> How to complete this task:
Scan the material below for lines with the word "home". Reply with the count and no other words.

*** Opening Data records ***

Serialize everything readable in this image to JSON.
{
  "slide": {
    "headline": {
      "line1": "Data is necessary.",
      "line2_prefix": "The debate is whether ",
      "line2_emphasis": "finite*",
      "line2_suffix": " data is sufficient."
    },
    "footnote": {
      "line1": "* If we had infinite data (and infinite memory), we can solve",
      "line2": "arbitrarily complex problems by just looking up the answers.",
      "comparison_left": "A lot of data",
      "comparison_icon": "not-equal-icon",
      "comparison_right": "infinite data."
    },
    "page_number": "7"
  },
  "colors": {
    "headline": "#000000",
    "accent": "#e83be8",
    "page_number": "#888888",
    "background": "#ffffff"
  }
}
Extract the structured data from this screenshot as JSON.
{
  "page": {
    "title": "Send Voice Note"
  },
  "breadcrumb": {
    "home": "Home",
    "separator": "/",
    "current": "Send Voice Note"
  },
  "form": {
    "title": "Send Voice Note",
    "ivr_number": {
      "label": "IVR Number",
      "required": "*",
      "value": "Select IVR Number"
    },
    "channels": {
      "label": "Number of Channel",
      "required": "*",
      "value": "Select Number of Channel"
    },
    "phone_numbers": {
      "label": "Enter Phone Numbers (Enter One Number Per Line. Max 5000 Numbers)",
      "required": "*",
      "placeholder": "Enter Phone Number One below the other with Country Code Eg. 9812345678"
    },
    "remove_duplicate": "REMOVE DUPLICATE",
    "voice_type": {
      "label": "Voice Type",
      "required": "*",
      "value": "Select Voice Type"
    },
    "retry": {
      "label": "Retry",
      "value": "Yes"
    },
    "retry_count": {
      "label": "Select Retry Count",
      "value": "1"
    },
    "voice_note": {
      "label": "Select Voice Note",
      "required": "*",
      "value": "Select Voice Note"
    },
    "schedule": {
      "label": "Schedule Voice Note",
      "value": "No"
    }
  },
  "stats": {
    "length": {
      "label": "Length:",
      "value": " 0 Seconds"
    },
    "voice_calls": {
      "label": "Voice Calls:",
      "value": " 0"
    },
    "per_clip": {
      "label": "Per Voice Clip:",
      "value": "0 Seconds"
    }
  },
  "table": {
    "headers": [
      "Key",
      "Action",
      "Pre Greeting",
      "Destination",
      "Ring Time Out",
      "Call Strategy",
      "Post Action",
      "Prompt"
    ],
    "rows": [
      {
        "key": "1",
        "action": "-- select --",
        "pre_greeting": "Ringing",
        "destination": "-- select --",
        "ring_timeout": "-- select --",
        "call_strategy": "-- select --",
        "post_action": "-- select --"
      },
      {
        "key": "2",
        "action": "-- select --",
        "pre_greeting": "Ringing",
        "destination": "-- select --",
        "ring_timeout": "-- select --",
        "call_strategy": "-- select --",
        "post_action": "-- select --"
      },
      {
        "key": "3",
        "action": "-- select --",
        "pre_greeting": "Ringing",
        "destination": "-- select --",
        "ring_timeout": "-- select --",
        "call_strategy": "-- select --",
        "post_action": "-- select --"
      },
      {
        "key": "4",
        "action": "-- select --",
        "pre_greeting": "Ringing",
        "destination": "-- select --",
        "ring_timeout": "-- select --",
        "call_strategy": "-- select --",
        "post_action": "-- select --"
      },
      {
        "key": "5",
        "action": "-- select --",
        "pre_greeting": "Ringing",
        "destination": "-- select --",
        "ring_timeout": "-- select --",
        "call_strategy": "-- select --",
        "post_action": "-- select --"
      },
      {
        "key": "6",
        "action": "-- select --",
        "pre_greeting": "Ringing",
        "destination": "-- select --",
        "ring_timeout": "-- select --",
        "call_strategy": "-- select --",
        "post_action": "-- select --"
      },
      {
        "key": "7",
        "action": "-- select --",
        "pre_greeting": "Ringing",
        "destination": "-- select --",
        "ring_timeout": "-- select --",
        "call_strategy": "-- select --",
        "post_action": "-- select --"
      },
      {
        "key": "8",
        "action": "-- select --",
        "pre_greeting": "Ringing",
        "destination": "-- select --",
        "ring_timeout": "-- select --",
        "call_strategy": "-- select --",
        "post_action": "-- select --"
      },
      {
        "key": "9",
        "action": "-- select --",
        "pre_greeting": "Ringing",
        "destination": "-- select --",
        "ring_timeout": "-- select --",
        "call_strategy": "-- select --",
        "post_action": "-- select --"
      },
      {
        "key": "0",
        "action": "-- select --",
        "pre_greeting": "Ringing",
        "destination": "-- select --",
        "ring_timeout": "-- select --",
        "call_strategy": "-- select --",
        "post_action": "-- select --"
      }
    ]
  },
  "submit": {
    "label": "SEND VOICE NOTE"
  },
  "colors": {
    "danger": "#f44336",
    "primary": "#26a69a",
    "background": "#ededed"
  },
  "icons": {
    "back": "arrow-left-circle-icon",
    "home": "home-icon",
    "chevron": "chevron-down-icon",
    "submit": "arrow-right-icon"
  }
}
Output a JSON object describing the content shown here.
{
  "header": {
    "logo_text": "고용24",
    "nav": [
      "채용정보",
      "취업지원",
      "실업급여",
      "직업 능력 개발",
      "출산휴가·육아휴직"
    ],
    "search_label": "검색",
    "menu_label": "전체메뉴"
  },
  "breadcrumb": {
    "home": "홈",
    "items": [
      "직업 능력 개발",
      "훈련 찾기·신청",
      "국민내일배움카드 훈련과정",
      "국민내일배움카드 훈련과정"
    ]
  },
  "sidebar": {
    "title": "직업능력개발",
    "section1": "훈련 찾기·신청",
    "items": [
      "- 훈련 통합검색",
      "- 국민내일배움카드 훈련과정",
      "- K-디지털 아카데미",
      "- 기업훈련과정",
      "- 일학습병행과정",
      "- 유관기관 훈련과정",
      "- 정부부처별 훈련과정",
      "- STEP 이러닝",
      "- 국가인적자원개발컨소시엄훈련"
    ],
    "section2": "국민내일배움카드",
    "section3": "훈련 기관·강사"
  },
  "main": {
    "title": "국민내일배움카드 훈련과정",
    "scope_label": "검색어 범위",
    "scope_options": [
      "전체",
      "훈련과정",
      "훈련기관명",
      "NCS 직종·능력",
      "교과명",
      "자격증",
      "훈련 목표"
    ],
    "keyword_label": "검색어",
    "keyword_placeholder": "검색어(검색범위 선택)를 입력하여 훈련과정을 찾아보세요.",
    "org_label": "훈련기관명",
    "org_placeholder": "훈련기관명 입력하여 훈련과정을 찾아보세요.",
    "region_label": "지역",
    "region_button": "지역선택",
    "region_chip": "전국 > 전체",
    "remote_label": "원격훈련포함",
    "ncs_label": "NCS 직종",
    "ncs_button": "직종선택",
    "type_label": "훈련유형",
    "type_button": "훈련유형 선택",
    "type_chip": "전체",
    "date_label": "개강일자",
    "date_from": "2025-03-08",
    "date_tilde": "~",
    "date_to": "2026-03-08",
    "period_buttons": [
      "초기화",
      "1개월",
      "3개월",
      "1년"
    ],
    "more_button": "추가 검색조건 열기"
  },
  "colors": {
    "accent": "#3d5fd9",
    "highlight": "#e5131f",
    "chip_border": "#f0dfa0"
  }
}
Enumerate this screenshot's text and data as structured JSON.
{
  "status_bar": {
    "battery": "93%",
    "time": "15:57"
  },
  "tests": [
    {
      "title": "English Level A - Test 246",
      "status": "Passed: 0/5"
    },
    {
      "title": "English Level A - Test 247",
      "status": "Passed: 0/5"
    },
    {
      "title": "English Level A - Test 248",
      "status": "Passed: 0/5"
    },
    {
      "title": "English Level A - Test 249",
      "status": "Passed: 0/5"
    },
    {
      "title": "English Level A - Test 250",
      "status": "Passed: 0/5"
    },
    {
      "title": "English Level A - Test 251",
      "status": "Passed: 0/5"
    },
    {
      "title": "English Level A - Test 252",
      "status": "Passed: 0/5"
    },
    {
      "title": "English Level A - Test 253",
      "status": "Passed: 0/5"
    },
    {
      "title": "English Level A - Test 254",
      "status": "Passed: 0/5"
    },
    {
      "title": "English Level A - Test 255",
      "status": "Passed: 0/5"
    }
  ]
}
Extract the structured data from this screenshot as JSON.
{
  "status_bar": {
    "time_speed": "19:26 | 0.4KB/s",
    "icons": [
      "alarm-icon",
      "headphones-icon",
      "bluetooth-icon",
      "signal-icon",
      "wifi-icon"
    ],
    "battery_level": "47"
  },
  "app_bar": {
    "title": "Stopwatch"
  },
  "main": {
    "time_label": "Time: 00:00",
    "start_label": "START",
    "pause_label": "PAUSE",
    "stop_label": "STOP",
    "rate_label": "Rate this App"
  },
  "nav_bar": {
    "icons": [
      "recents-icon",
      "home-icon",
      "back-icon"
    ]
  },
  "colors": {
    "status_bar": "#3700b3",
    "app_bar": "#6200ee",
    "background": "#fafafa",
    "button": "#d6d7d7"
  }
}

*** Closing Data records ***

> Completed task:
4